Developments in science and technology are fundamentally altering the way people live, connect, communicate and transact, with profound effects on economic development.
To promote tech advance, developing countries should invest in quality education for youth, and continuous skills training for workers and managers.
The rest is due to the inability to adopt and adapt technologies to raise productivity.
Computing for example, through unlocking infrastructure backlogs and managing integrated supply chains, can transform economic performance by enabling affordable and accessible services in education and healthcare.
Adopting appropriate technologies leads directly to higher productivity, which is the key to growth.
In societies that have large stock and flows of knowledge, virtuous circles that encourage widespread creativity and technological innovation emerge naturally, and allow sustained growth over long periods.
Science and technology are key drivers to development, because technological and scientific revolutions underpin economic advances, improvements in health systems, education and infrastructure.
The technological revolutions of the 21st century are emerging from entirely new sectors, based on micro-processors, tele-communications, bio-technology and nano-technology.
Managing technological revolutions poses challenges.
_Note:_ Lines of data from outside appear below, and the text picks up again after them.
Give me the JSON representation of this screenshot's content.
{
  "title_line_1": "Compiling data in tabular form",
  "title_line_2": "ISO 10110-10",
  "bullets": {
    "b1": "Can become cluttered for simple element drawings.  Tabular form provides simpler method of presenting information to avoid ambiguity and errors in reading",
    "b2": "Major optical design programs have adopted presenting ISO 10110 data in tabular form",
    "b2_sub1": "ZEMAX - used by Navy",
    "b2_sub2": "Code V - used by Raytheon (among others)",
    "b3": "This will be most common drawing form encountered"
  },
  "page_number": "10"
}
Certain innovations and discoveries will raise fraught bio-ethical issues, as genetic modification of food crops and cloning of human embryos has already done.
There is a risk that their cost, particularly in the early stages of development, will worsen the present inequality by limiting access to wealthy individuals.